As demonstrators arrived on the UC Irvine campus this week to decry a short-lived decision to ban all flags from an obscure campus lobby, dozens of students hung back in the shadows.
Dressed in dark clothing, they talked softly about the hostility and venom that was being directed at the six students who voted to remove the U.S. flag — "The six," they called them.
Now, more than a week after the vote, students and faculty at UC Irvine are beginning to raise their voice over the angry condemnation of the students who created a national stir with their vote.
A petition signed by hundreds from universities statewide said the aggressive and sometimes shrill response to the resolution embodies the exact aspects of nationalism the six had hoped to eliminate — racism, xenophobia and intimidation.
"We admire the courage of the resolution's supporters amid this environment of political immaturity and threat, and support them unequivocally," the petition states.
The decision by the student government's legislative branch to forbid hanging the U.S. and other flags in a lounge area was vetoed days later by the executive cabinet. But by Monday, a national backlash had erupted.
"These are the UC Irvine students that voted to have the American flag removed from the school campus lobby," read an image, reminiscent of a wanted poster, featured on American-Strong's Facebook page. "Make them famous!"
Conservative radio and television commentator Todd Starnes called the students "un-American," and the university's chancellor admonished the student's choice as being "outrageous and indefensible."
Increasingly, though, students and faculty at UCI say it is that hostility that has become indefensible. Some have taken the school's administration to task for not adopting a more reasoned stance, and said they were alarmed by the death threats and racial slurs directed at some of the students who made the no-flag vote.
In a written statement, Chancellor Howard Gillman described UCI students as disappointed by the decision of their six peers.
Gillman applauded those who decided to veto the original vote and praised the "many other students who made sure that their opposition to the original effort was clearly heard on this campus and around the world."
The chancellor later issued an addendum to his statement, condemning harassment and threats of violence regardless of one's opinion on the flag vote.
"Our campus must be a place for safe and civil discourse," he wrote.
Professor Frank Wilderson III said he believed that the students would have peacefully resolved the controversy, but the administration failed to uphold the "integrity of students self-governing."
"The student government is like a little laboratory," he said.
Noah Cowart, a senior who has been involved in efforts to help a teacher be reconsidered for tenure, said he thought that activism was "frowned upon" by a disconnected administration that doesn't listen "until an issue really affects them on the scale it did this weekend."
A full student government meeting set for Tuesday, when the flag issue was expected to be debated, was canceled after the school received threats that were deemed credible. Another meeting was canceled Thursday, the last chance for students to meet before finals and spring break.
The flag flap started innocently enough when someone hung the U.S. flag haphazardly in the student government lobby after it had been used for a party, according to an account in the school paper, the New University.

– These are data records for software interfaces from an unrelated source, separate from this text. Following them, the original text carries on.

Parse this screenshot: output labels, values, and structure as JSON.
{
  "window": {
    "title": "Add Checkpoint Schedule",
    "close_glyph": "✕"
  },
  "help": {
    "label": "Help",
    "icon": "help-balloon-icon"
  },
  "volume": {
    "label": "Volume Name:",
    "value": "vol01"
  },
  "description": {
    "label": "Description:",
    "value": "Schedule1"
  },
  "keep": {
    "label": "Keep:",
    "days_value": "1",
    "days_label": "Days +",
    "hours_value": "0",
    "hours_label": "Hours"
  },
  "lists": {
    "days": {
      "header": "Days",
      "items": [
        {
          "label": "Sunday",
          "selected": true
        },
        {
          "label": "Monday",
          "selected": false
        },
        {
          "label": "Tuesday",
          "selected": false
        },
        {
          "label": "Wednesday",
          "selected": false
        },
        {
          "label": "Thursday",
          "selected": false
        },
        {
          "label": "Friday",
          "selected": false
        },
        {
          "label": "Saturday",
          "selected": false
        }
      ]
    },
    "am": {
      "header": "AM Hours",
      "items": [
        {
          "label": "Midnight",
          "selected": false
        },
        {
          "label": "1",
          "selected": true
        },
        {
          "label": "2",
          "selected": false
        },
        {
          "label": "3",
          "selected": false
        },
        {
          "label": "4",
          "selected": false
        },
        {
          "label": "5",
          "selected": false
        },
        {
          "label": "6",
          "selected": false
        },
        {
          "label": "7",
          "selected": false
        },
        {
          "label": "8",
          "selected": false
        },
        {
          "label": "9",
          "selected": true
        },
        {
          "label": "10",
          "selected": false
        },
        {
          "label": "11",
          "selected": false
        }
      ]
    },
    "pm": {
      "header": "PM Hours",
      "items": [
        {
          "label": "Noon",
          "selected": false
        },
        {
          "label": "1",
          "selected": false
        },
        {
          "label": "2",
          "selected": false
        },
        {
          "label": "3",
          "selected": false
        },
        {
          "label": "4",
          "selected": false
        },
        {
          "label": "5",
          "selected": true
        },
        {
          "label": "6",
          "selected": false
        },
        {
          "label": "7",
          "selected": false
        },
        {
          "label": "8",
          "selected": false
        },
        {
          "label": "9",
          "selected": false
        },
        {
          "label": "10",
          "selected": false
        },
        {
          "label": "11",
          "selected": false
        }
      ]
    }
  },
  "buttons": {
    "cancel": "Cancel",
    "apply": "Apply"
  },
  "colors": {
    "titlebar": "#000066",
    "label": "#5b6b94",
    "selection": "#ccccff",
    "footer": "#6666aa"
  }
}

A group of students later took the flag down, folded it and placed it on the desk of the student government president. The flag later reappeared on the wall, only to be taken down again and then replaced a third time with a note from the executive cabinet on why it deserved to remain, a column by student Khaalidah Sidney explained.
Still, some constituents of the legislative group found the symbol disquieting.
"The vote was in favor of an ideologically free, inclusive and safe space," wrote Sidney, one of the six students who voted to ban display of the flags.
For those at American-Strong, a group that honors military veterans, the vote underscored a loss of patriotism in the country.
"To come home from a literal Hell overseas, some missing limbs, but nearly all scarred from the horrors of war — only to find the people they swore to protect, want to remove the very symbol of our nation's freedoms? It's insane," the group said in a statement to The Times.
For Nasrin Rahimieh, a comparative literature professor who signed the petition, the decision seemed not unpatriotic, but rather an embrace of ethnic diversity on campus.
"We urge our students to be inquisitive, to be open to questioning ideas and to keep an open mind," she said. "I think that has to be respected."
She found it vile that some of the students had been threatened.
"If to be an American, a true believer of this country, is to wish to kill someone because they took down this flag, that is horrifying to me," she said.